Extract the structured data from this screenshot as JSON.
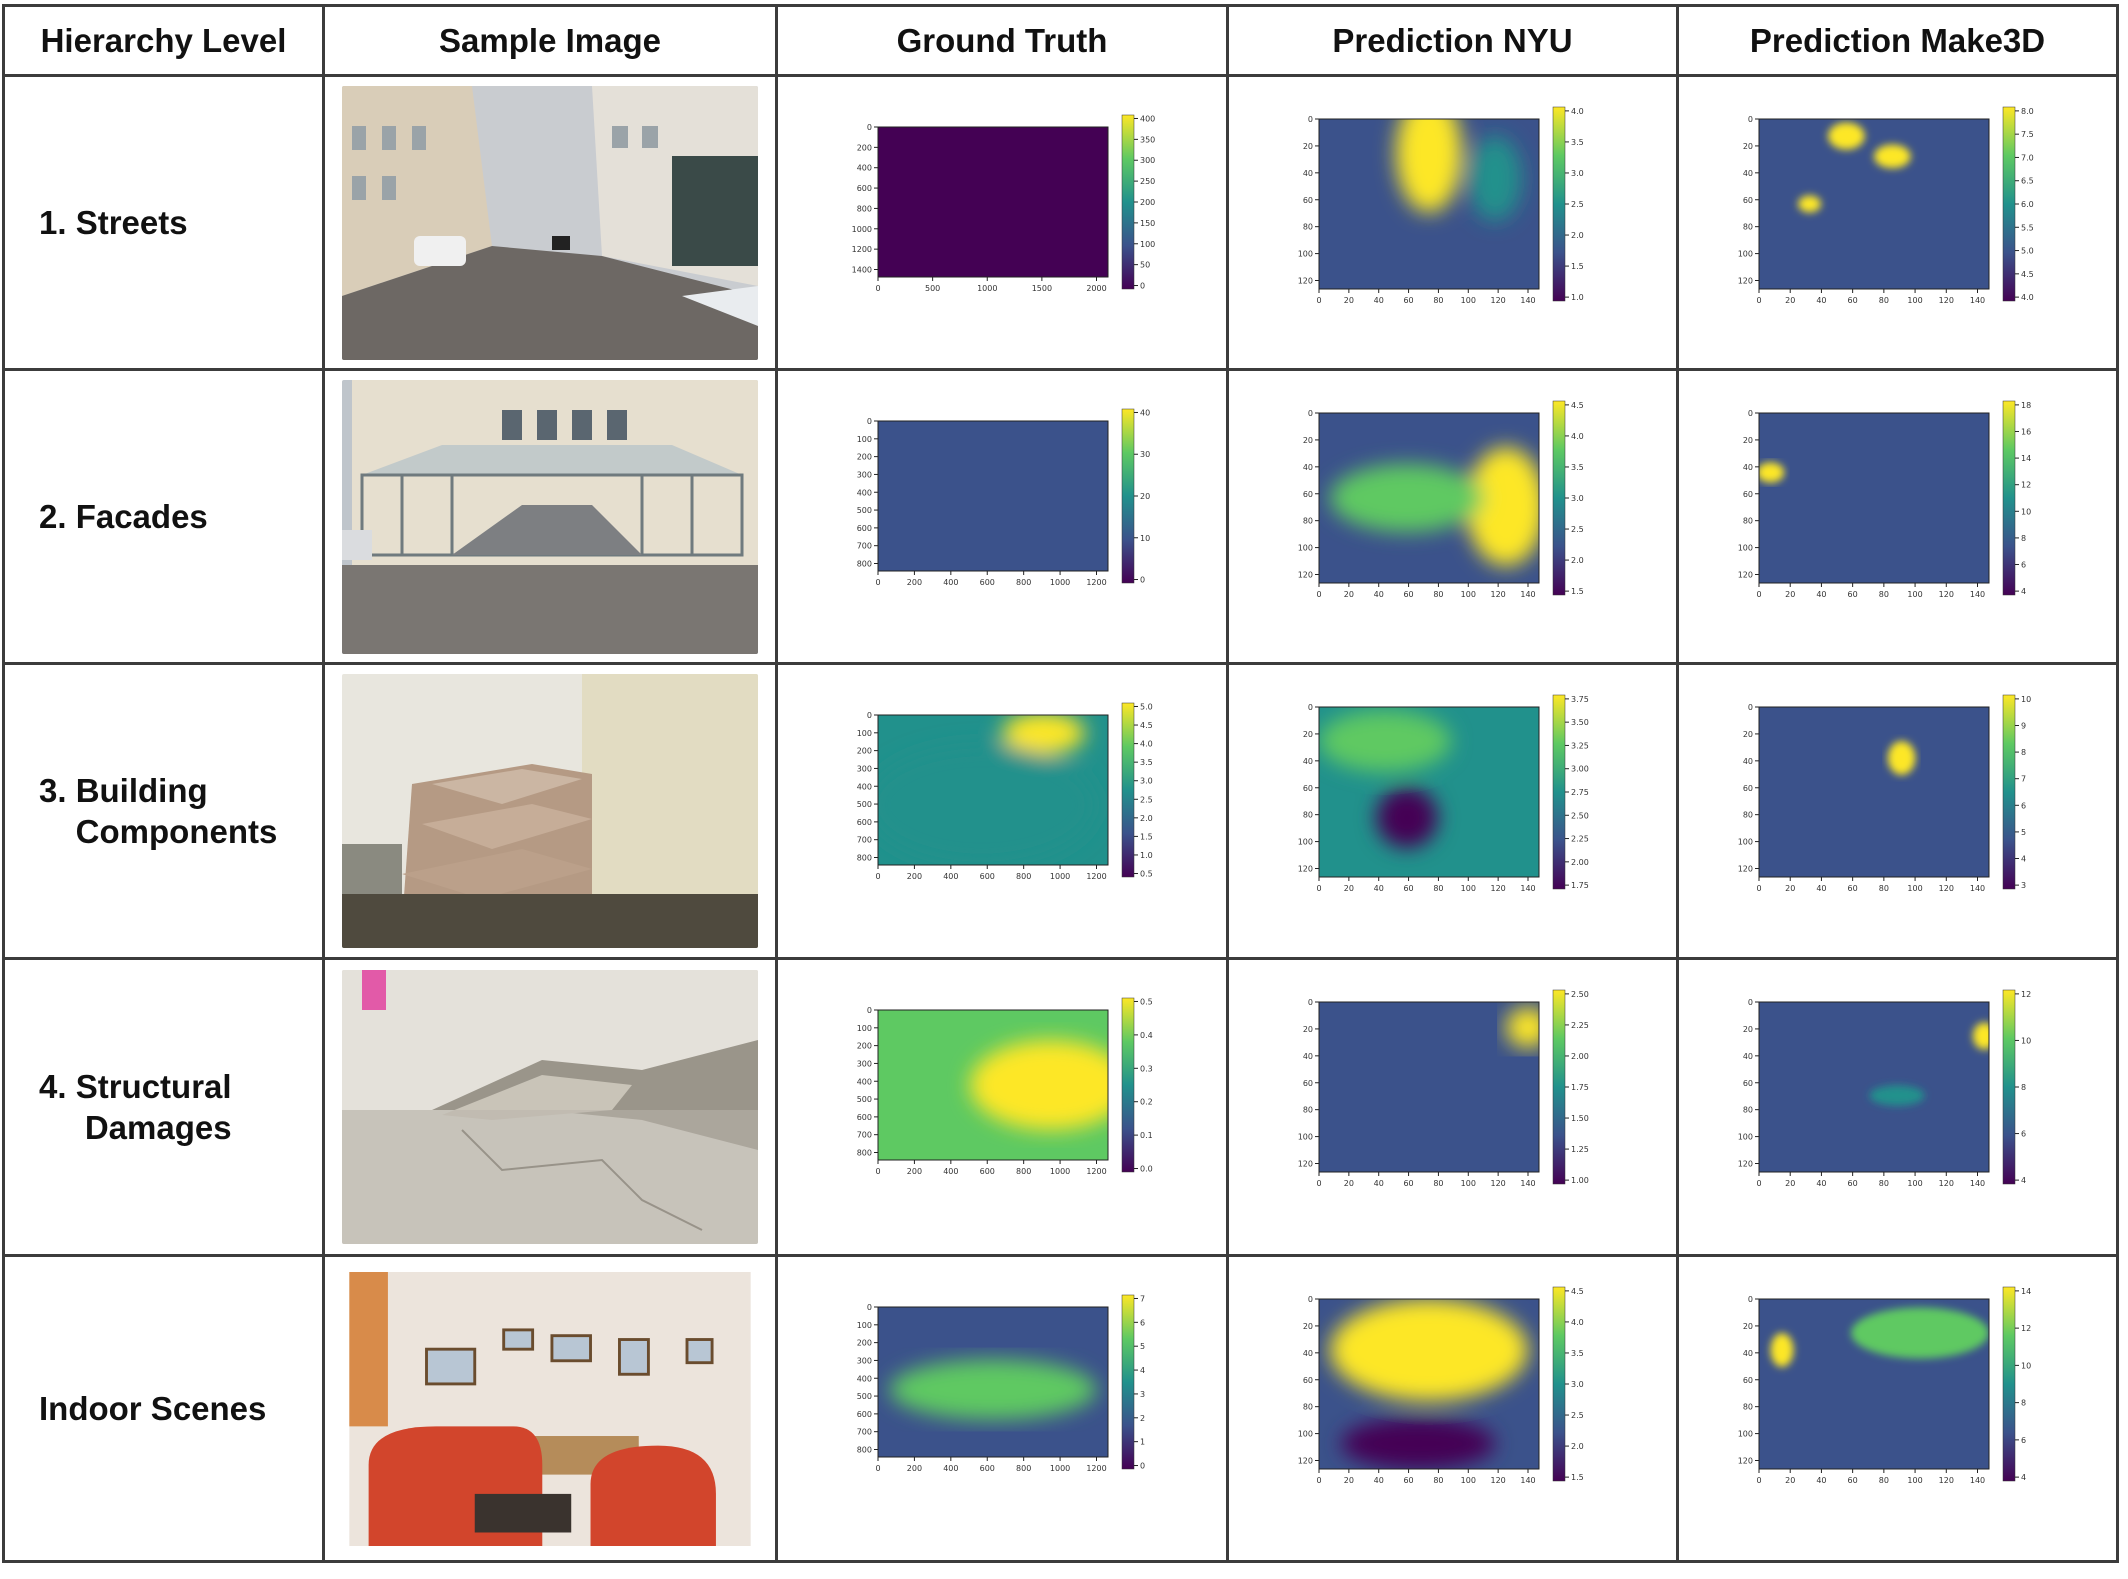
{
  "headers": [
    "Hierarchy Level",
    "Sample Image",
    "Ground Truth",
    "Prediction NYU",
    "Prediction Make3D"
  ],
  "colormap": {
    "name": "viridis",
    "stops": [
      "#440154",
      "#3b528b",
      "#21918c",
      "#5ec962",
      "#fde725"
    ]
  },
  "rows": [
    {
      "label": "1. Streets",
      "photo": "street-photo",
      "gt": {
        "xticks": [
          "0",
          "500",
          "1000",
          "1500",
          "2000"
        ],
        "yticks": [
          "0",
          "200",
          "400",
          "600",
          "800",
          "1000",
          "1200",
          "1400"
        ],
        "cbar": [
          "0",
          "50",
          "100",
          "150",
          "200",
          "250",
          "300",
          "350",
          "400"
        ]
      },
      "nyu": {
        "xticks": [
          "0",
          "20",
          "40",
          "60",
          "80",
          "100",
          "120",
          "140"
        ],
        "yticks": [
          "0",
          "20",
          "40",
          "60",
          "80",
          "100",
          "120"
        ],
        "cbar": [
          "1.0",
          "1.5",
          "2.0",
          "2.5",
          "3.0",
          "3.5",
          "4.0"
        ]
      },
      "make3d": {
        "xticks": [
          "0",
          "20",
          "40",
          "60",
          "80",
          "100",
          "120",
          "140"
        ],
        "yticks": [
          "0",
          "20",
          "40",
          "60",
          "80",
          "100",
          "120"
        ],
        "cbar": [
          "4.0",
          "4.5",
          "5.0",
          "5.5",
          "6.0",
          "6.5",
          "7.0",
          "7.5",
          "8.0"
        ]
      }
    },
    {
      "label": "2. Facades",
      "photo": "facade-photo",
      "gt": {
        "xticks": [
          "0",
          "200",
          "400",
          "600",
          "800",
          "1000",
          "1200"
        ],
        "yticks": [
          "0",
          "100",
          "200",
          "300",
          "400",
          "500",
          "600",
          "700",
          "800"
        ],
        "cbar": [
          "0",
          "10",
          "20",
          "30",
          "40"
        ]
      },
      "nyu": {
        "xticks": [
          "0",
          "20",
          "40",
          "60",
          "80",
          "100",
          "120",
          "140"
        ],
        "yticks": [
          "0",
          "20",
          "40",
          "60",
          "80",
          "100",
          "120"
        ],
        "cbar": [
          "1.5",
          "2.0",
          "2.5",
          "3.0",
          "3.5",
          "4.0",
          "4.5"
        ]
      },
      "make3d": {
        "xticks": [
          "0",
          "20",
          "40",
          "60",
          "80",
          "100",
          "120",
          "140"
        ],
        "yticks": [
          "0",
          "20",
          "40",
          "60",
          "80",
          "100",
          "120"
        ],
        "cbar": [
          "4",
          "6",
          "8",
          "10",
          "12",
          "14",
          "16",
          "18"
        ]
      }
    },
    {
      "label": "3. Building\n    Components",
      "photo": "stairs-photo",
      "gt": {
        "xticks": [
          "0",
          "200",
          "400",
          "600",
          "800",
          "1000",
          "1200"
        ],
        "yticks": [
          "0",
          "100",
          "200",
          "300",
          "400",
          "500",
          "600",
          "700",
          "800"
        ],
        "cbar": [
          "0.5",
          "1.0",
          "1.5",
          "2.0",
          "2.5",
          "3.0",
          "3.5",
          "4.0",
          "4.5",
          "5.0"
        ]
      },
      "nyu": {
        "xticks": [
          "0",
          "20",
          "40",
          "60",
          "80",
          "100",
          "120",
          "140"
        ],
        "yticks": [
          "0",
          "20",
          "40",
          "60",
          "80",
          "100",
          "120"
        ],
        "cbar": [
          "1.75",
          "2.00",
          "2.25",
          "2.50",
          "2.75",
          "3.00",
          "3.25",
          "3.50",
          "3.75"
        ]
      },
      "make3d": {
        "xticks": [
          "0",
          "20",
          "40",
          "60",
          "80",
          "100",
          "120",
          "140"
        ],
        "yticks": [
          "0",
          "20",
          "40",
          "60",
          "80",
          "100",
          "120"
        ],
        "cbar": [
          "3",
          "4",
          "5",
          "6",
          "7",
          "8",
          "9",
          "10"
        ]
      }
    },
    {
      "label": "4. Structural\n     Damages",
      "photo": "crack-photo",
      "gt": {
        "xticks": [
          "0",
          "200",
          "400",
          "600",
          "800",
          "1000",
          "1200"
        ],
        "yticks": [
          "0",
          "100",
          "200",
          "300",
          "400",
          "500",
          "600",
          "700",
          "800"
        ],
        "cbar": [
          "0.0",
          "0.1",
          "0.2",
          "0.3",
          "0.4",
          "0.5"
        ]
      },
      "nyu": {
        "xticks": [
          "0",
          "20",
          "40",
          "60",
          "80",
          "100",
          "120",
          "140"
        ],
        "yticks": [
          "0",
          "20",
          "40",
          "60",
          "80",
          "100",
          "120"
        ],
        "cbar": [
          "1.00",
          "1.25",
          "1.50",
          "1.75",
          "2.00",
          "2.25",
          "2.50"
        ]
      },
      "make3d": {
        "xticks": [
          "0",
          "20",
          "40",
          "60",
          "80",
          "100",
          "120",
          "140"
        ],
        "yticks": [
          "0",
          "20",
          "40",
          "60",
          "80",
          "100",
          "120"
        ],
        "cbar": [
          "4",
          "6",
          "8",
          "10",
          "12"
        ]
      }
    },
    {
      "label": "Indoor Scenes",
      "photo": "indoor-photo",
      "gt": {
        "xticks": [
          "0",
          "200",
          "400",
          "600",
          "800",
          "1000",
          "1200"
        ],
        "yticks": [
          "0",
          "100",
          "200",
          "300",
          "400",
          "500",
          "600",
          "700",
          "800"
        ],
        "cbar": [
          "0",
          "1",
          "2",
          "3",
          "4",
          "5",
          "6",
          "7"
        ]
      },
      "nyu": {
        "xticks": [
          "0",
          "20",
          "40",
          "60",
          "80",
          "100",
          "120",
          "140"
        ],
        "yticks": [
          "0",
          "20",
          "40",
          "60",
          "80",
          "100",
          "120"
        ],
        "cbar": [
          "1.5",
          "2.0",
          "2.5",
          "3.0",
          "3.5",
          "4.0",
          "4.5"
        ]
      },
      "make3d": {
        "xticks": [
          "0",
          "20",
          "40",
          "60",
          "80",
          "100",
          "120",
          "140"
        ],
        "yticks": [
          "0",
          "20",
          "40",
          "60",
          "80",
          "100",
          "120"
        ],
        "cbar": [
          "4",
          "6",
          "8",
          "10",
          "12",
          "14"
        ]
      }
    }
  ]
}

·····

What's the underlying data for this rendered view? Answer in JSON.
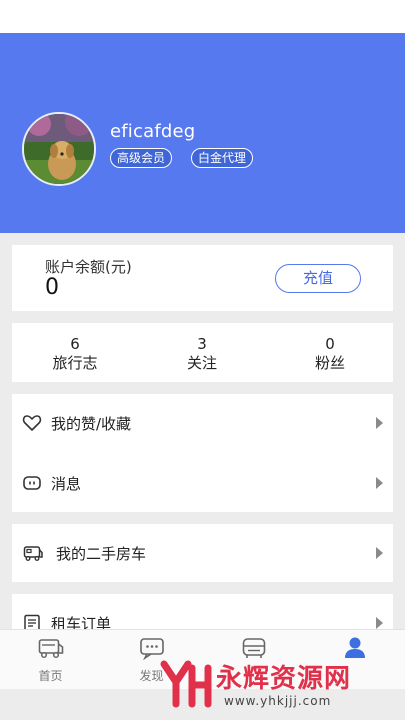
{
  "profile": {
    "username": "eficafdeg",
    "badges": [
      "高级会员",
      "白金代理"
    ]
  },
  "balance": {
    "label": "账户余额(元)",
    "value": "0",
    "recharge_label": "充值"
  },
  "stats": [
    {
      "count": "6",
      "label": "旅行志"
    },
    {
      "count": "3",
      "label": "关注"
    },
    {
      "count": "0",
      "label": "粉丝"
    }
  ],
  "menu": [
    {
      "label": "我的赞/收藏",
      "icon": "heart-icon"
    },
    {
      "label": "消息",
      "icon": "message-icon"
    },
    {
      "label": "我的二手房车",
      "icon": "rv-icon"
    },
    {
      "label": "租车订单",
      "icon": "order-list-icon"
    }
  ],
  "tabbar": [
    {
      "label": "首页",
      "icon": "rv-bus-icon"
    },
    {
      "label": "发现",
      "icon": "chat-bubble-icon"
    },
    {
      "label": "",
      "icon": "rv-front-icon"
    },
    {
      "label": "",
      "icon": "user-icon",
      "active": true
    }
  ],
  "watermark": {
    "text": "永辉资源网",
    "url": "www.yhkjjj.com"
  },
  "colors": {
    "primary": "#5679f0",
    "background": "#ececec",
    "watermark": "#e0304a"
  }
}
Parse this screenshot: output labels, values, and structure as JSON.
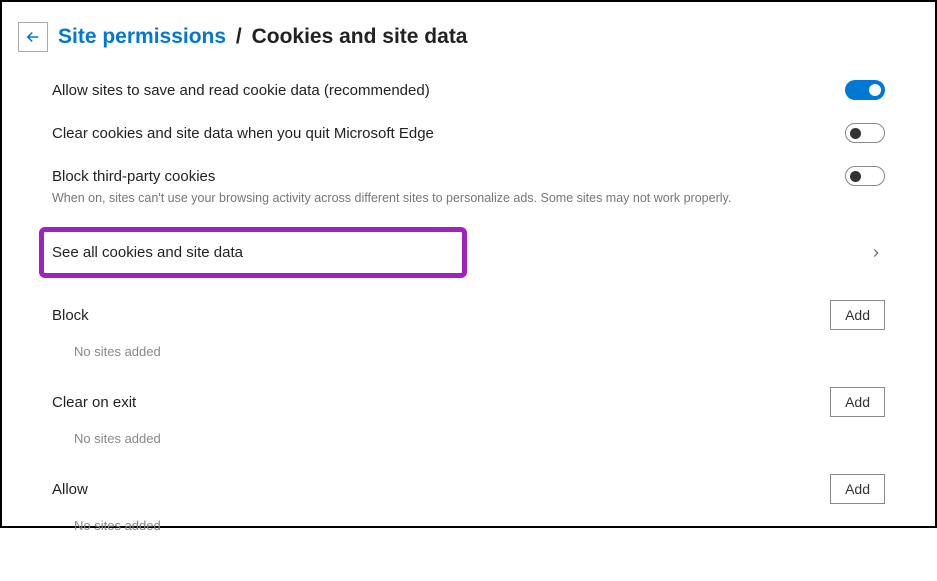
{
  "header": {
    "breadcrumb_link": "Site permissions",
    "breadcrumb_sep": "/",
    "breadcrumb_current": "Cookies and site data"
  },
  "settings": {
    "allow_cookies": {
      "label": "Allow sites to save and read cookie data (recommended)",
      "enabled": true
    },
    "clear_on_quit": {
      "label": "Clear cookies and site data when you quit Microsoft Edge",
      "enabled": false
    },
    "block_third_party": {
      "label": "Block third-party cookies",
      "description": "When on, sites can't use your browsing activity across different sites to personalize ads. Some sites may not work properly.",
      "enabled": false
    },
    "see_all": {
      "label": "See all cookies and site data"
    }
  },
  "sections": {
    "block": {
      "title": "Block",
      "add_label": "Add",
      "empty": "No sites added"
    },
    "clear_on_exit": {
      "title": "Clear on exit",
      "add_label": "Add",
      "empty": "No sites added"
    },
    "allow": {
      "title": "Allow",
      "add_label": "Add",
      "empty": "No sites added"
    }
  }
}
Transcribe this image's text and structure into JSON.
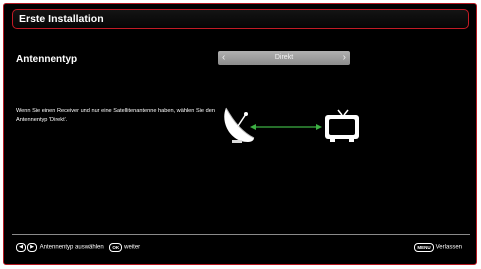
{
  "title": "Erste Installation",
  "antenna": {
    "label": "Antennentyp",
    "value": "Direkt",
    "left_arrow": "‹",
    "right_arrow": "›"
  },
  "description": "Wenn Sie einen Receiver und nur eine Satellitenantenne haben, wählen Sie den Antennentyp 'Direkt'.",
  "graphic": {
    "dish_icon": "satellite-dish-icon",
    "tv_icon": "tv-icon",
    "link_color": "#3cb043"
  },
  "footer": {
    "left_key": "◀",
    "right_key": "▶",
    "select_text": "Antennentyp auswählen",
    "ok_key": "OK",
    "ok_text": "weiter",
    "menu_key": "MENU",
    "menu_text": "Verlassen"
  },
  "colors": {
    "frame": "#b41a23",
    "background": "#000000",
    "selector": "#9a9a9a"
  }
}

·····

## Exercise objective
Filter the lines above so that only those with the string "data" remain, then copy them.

## Expected answer
Extract the structured data from this screenshot as JSON.
What's the underlying data for this rendered view? Answer in JSON.
    "breadcrumb_current": "Cookies and site data"
      "label": "Allow sites to save and read cookie data (recommended)",
      "label": "Clear cookies and site data when you quit Microsoft Edge",
      "label": "See all cookies and site data"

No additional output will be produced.